CARRIE JOHNSON, BYLINE: Outspoken Judge Richard Leon, an appointee of President George W. Bush, has never been one to hold his tongue. And in his 68-page opinion, he likened the NSA mass collection program to the works of George Orwell, said it violated the Fourth Amendment ban on unreasonable searches, and he rubbed salt in the wound by declaring there's no evidence to suggest the program actually works to prevent terrorist attacks.
Conservative lawyer Larry Klayman, the plaintiff in the case, cheered the rebuke of government surveillance.
LARRY KLAYMAN: It was so outrageous. This is the worst violation of Americans' constitutional rights, I think, in our history.
JOHNSON: Klayman, the chairman of the group Freedom Watch, asked the court to stop the NSA program from keeping tabs on his Verizon cellphone. And the judge complied, but he put that order on hold to give the Justice Department time to appeal. Klayman says Judge Leon's courageous.
KLAYMAN: He stuck his neck out. He went up against the establishment. And the ramifications for the country, hopefully, are positive because we've been headed in a very severe downward spiral.
JASON WEINSTEIN: Well, I thought with due respect to Judge Leon that the opinion was completely wrong.
JOHNSON: Former prosecutor Jason Weinstein, now a lawyer in private practice in Washington, says the new ruling ignores a long history of decisions by a foreign intelligence court that approved the program.
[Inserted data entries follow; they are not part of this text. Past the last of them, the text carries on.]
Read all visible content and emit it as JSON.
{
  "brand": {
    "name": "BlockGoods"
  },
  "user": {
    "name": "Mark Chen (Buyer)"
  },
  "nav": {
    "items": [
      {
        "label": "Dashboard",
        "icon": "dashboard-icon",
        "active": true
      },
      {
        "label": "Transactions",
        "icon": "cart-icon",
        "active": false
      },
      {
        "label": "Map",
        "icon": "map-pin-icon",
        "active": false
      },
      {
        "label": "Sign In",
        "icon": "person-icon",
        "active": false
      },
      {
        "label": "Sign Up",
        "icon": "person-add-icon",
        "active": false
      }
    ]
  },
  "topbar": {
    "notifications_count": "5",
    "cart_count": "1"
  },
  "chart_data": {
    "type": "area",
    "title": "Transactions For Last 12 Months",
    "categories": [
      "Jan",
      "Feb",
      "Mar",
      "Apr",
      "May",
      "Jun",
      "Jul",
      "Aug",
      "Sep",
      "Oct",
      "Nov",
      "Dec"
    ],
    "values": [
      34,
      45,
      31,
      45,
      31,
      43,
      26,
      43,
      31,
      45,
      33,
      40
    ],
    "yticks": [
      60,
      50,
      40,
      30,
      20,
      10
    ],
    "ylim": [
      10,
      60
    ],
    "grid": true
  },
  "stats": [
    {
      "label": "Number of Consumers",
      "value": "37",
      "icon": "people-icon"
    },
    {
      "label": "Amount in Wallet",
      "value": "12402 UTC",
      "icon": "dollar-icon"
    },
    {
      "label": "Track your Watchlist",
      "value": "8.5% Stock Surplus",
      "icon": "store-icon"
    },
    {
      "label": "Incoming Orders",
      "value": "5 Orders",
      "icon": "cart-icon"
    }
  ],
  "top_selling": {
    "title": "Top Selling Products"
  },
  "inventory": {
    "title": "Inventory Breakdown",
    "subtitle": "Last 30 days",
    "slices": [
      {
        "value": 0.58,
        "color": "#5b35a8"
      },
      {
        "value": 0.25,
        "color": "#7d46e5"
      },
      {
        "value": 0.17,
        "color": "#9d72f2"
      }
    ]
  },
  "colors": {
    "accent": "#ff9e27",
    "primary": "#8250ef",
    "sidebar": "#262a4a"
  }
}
WEINSTEIN: In fact, it's in conflict with opinions of, I think, 15 different judges on the FISA court who have held on over 30 occasions that the program is legal and constitutional. And I think that they're right.
JOHNSON: So that's the legal question. Weinstein says whether the U.S. should be gathering all that data is a separate question for lawmakers, not the courts. Members of Congress from both political parties have proposed an overhaul to the phone collection, suggesting for instance, that phone companies hold onto the data, not the government. That change would presumably avoid the constitutional problems the judge identified.
Alex Abdo, a staff attorney at the ACLU, says it's important that the legal underpinnings for the program get a public airing in a public court.
ALEX ABDO: It absolutely is a symbolic victory and even more than that, it's a vindication of, I think, the strength of our democracy and the decisions of those who've been trying to warn us about these programs for years. When exposed to the light of day, not everything the government says in secret will withstand scrutiny.
JOHNSON: The Justice Department says it's reviewing the court decision and that it continues to believe the data collection is legal, in part because a 1979 Supreme Court case held that people have no reasonable expectation of privacy when it comes to phone records held by third parties like telecom companies.
Judge Leon says that ruling no longer applies because so many things have changed in the past generation, including people's use of cellphones and the ability of the government to gather information so cheaply and easily. The U.S. Supreme Court is likely to be the ultimate arbiter.
Carrie Johnson, NPR News, Washington. Transcript provided by NPR, Copyright NPR.